RIM's BlackBerry PlayBook Struggles to Make the Play

Research In Motion's BlackBerry PlayBook tablet seems to be struggling to offer up the right play to take on the increasing dominance of the competition. On Friday, the company admitted that it would have to mark down a massive number of the unsold tablets in the third quarter of fiscal 2012, on the order of $485 million before tax or $360 million after tax.

The company, which has seen its once high-flying BlackBerry fortunes plummet as iOS and Android devices gobble up the lion's share of the market, has already reduced the price of the BlackBerry PlayBook device from $499 to $199, which analysts agree is below the production cost of the device. But while RIM (NASDAQ:RIMM) said the price drop has led to increased demand, it still finds itself with a high level of PlayBook inventory. The company conceded that it would have to market the device more aggressively to drive sales.

The company also pointed to the delay in its release of the PlayBook OS 2.0 software as a factor in the tablet's sluggish sales. The PlayBook can't use the BlackBerry e-mail service—which made the company the darling of the enterprise world—without connecting to a BlackBerry phone at the same time. The company promised to fix that and add other features with the release of PlayBook OS 2.0, which was due in the fall. The company was unable to meet that deadline, and it has since promised to deliver the software update in February.

Despite PlayBook's difficulties, RIM Co-Chief Executive Officer Mike Lazaridis said the company is not throwing in the towel.

"RIM is committed to the BlackBerry PlayBook and believes the tablet market is still in its infancy," he said. "Although a number of factors have led to the need for an inventory provision in the third quarter, we believe the PlayBook, which will be further enhanced with the upcoming PlayBook OS 2.0 software, is a compelling tablet for consumers that also offers unique security and manageability features for the enterprise. Early results from recent PlayBook promotions indicate a significant increase in demand across most channels. We look forward to continuing to grow the installed base of PlayBook users and to attracting more and more developers to expand the volume of applications, content and services that leverage the power of the industry-leading QNX-based platform."

The company said it sold about 150,000 of the tablets into the channel in the third quarter, noting that based on its internal data, sell-through to customers exceeded that amount.

RIM (NASDAQ:RIMM) also adjusted its guidance for the quarter down ahead of the Dec. 15th call. The company blamed lower-than-expected sell-through in the third quarter, along with the mark down of its PlayBook inventory and a BlackBerry service outage in the quarter. It said adjusted revenue would come in slightly lower than the guidance of $5.3 billion to $5.6 billion it had previously given investors. It expects adjusted diluted earnings per share to come in at the low to mid point of the $1.20 to $1.40 per share range.

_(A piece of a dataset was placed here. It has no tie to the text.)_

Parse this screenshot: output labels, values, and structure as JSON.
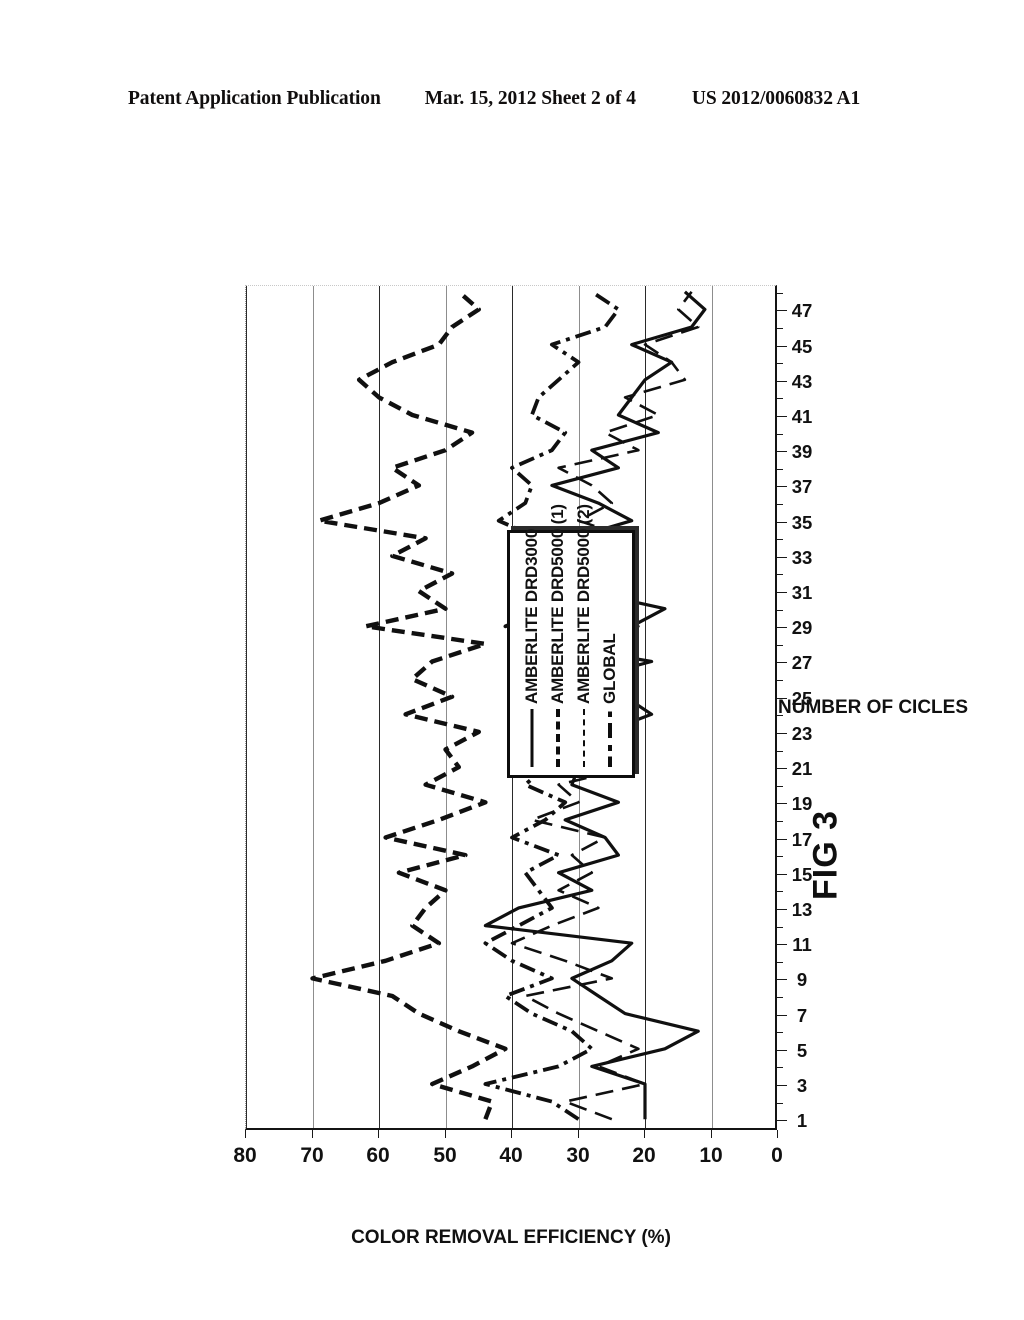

Additionally, while noting it is still finalizing its fourth quarter outlook, the company warned that it expects unit shipments to come in below those of the third quarter based on lower-than-expected sell-through in the third quarter and its current view of fourth quarter demand. The company said it no longer expects to meet its full-year adjusted diluted earnings per share guidance of $5.25 to $6.

Thor Olavsrud is a contributor to InternetNews.com, the news service of Internet.com, the network for technology professionals.


RIM, Research In Motion, BlackBerry PlayBook